→ **TASK**
Only lines containing the string "investigated" belong in the answer; find them in the records and copy them.

[Interface dataset entries]
================================

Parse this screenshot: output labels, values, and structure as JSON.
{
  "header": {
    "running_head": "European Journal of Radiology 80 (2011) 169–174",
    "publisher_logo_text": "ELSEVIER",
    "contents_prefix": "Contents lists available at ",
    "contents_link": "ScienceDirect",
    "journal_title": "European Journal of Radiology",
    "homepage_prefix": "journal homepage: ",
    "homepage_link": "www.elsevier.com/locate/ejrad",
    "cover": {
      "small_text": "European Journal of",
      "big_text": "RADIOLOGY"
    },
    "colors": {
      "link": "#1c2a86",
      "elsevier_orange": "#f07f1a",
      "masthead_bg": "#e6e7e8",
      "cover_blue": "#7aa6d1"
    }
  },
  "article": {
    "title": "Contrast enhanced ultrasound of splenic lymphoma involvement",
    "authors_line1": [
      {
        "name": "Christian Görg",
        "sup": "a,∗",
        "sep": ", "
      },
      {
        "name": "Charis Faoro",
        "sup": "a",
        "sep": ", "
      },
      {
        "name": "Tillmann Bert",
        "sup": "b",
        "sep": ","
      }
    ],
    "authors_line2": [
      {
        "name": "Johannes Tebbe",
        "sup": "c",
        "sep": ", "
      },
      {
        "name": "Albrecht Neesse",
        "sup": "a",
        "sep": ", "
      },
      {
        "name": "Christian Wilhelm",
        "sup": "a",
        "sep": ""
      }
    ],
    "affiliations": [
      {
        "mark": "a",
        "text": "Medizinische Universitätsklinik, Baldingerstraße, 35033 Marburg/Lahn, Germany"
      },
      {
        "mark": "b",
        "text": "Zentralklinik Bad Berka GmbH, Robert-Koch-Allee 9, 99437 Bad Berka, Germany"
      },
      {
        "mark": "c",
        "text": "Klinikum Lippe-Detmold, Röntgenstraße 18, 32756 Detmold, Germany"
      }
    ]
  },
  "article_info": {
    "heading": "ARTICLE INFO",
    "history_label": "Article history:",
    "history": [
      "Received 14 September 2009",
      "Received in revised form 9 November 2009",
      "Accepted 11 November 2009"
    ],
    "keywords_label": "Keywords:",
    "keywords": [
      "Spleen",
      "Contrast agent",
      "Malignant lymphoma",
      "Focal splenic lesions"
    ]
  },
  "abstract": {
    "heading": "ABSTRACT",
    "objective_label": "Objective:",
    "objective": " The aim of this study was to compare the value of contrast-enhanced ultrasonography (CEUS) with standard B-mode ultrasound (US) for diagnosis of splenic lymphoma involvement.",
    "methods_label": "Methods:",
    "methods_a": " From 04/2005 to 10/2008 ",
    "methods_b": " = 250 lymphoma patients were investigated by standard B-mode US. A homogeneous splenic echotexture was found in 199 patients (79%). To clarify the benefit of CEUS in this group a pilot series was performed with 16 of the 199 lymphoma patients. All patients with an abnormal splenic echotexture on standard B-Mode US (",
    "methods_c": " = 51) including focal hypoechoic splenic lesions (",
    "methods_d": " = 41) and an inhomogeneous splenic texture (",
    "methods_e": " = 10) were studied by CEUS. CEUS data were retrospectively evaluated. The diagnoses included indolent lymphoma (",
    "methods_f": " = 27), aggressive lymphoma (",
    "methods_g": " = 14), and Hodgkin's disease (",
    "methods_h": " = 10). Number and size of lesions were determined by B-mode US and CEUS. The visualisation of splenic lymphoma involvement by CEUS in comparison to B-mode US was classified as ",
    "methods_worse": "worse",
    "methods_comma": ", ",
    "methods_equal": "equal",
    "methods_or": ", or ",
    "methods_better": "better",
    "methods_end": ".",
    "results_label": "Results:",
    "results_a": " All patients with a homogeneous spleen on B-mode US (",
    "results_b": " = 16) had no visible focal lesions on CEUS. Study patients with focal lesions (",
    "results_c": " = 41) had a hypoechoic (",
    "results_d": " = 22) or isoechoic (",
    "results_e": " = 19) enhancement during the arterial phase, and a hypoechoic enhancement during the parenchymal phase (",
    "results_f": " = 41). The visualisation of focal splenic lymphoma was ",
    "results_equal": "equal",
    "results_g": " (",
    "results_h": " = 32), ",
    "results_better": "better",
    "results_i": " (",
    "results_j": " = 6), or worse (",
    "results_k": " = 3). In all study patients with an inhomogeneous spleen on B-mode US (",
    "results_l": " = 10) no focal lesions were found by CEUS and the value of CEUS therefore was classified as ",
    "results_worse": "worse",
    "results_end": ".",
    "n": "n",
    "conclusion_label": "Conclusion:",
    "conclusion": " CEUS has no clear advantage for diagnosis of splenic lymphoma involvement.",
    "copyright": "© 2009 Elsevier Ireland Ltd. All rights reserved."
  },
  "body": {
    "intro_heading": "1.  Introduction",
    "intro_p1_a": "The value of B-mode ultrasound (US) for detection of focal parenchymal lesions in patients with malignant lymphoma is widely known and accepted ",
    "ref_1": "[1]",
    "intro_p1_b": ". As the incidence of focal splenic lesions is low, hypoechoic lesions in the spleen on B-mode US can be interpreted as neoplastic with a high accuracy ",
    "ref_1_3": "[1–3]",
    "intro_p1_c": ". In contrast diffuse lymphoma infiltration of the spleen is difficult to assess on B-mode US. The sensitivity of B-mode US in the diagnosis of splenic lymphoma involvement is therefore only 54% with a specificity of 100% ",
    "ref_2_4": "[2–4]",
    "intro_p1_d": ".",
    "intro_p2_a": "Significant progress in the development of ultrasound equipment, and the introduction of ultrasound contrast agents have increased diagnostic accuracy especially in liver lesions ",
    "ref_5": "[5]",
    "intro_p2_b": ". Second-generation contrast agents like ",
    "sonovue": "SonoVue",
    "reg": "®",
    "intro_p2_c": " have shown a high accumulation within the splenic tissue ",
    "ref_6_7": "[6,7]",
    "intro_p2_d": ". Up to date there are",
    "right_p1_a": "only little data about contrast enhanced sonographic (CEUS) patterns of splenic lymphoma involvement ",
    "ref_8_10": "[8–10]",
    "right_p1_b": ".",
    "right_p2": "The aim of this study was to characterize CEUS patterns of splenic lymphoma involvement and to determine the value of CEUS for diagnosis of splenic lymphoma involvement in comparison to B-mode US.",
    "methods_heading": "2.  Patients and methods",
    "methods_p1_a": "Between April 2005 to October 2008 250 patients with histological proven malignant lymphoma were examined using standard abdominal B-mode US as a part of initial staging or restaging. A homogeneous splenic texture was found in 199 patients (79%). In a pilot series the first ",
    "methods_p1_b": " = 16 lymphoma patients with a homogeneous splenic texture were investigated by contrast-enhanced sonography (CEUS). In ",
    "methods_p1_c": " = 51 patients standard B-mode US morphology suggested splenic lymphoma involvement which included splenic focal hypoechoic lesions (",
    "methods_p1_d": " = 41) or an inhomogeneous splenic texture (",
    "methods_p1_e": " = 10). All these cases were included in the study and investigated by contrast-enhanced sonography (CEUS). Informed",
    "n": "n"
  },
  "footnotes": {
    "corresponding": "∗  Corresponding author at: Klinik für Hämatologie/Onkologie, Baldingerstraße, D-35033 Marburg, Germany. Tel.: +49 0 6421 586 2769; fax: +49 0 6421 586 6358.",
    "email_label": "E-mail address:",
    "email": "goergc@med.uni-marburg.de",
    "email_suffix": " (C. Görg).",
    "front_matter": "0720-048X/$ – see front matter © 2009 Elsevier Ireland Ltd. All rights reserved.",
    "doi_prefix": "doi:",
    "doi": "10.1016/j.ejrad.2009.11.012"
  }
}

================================

→ **RESPONSE AREA**
    "methods_b": " = 250 lymphoma patients were investigated by standard B-mode US. A homogeneous splenic echotexture was found in 199 patients (79%). To clarify the benefit of CEUS in this group a pilot series was performed with 16 of the 199 lymphoma patients. All patients with an abnormal splenic echotexture on standard B-Mode US (",
    "methods_p1_b": " = 16 lymphoma patients with a homogeneous splenic texture were investigated by contrast-enhanced sonography (CEUS). In ",
    "methods_p1_e": " = 10). All these cases were included in the study and investigated by contrast-enhanced sonography (CEUS). Informed",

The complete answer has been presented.